● Assigned task
Spot each line in the data below containing "count" and copy it.

(Element data from apps and pages)
************
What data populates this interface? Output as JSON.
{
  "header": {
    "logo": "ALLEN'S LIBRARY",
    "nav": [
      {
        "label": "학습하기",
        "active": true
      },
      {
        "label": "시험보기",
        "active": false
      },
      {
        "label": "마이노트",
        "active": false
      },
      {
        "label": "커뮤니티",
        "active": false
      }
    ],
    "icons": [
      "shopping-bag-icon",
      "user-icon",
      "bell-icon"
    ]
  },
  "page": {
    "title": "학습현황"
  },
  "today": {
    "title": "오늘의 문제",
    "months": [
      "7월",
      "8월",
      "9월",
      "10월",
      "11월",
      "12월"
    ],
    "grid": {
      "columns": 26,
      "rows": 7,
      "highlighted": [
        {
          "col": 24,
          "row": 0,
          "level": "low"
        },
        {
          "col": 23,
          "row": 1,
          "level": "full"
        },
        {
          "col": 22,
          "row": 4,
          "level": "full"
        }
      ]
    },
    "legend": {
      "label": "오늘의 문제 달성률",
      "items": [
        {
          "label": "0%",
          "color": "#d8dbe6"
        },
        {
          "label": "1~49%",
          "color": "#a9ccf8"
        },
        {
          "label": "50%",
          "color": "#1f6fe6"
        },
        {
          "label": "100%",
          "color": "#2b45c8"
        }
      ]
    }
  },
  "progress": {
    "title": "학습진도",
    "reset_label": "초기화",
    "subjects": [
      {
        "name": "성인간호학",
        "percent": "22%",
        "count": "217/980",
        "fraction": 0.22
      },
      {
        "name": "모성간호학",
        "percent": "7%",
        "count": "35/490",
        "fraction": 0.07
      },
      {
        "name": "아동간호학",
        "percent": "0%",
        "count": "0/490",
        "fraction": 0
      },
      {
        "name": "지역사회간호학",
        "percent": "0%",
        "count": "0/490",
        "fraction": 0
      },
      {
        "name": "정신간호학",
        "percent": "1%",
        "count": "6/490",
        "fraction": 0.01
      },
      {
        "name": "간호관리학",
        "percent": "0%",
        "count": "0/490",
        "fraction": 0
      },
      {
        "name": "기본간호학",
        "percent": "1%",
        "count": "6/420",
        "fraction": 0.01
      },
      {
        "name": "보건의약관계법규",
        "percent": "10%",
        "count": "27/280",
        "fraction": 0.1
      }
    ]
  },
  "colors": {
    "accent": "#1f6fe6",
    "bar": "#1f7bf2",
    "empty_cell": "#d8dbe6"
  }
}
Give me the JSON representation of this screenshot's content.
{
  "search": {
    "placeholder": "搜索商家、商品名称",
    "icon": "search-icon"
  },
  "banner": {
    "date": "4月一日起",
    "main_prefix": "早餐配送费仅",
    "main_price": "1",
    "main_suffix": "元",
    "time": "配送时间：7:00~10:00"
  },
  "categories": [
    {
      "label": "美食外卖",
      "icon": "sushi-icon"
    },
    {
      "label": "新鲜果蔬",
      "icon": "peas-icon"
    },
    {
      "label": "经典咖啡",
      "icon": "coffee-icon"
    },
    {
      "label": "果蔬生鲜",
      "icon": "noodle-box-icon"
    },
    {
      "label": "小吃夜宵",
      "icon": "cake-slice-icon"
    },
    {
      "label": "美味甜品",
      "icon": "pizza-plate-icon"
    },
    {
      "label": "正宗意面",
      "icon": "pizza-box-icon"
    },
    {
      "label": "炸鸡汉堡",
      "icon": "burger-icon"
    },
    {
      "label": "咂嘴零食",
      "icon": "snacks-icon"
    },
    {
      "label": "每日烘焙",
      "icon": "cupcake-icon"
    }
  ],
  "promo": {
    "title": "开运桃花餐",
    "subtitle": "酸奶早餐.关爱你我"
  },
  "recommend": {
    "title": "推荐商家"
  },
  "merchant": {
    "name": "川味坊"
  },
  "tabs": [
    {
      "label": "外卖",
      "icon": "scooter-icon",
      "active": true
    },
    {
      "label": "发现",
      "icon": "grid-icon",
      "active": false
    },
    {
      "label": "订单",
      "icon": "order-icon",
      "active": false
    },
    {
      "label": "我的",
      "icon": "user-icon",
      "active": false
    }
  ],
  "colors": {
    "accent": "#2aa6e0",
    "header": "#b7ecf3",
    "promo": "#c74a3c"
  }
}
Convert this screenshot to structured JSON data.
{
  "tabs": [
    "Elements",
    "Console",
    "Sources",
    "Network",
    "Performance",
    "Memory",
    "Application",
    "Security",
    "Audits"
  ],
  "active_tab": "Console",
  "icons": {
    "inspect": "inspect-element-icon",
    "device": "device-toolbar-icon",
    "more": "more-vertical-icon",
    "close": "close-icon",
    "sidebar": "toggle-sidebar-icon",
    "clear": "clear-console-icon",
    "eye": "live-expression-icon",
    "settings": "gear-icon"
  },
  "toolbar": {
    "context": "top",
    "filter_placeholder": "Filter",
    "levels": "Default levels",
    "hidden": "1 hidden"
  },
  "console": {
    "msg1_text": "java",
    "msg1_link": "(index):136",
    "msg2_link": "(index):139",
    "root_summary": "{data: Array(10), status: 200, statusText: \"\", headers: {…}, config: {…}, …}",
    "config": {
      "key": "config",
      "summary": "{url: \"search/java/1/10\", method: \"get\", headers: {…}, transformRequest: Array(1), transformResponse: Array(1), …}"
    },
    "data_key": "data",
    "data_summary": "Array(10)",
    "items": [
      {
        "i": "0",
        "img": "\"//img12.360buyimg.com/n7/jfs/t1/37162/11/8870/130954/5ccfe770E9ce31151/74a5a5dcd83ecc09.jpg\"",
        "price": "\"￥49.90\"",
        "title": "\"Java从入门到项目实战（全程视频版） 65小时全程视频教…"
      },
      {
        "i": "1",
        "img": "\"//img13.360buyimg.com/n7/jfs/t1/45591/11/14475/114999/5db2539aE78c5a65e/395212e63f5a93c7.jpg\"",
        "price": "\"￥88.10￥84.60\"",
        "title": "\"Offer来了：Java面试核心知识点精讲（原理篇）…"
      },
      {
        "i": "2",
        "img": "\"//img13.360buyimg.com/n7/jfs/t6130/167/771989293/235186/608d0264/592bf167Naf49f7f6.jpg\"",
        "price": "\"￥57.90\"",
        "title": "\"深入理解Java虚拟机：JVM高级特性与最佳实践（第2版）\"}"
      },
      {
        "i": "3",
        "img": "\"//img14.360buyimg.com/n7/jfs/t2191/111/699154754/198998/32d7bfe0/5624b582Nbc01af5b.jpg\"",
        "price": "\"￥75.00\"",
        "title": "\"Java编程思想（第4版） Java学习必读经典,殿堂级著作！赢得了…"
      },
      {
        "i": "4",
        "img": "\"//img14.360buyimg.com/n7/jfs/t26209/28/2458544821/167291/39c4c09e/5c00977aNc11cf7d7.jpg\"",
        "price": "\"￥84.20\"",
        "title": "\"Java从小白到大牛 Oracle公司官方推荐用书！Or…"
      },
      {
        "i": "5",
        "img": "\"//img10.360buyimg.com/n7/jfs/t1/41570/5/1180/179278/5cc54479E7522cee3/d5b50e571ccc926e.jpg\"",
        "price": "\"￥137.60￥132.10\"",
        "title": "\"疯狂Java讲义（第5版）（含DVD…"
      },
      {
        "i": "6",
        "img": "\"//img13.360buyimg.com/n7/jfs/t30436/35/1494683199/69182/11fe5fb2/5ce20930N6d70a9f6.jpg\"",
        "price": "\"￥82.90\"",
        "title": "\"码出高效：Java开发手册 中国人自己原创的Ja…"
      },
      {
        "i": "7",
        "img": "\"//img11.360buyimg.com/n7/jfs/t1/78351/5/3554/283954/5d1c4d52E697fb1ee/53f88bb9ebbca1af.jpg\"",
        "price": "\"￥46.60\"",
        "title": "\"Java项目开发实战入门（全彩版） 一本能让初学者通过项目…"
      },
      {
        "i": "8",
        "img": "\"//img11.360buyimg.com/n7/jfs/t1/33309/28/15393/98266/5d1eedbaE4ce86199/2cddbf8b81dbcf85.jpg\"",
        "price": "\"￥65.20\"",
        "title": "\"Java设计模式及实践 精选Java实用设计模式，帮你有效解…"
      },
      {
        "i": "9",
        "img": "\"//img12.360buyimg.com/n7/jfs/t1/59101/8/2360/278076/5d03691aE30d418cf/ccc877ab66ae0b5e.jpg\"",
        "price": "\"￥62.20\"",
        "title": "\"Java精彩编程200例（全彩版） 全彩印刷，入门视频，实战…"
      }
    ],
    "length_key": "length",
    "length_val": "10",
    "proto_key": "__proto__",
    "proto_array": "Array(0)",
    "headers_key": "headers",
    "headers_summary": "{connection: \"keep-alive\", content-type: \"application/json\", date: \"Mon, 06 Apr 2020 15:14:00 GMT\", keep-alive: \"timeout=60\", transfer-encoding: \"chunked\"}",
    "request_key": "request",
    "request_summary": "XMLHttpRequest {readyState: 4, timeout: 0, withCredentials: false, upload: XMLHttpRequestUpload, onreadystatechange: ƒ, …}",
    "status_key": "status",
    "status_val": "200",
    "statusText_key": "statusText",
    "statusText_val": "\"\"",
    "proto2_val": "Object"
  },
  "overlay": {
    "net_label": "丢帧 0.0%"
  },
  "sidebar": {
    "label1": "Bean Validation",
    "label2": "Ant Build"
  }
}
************
● Problem solution
        "count": "217/980",
        "count": "35/490",
        "count": "0/490",
        "count": "0/490",
        "count": "6/490",
        "count": "0/490",
        "count": "6/420",
        "count": "27/280",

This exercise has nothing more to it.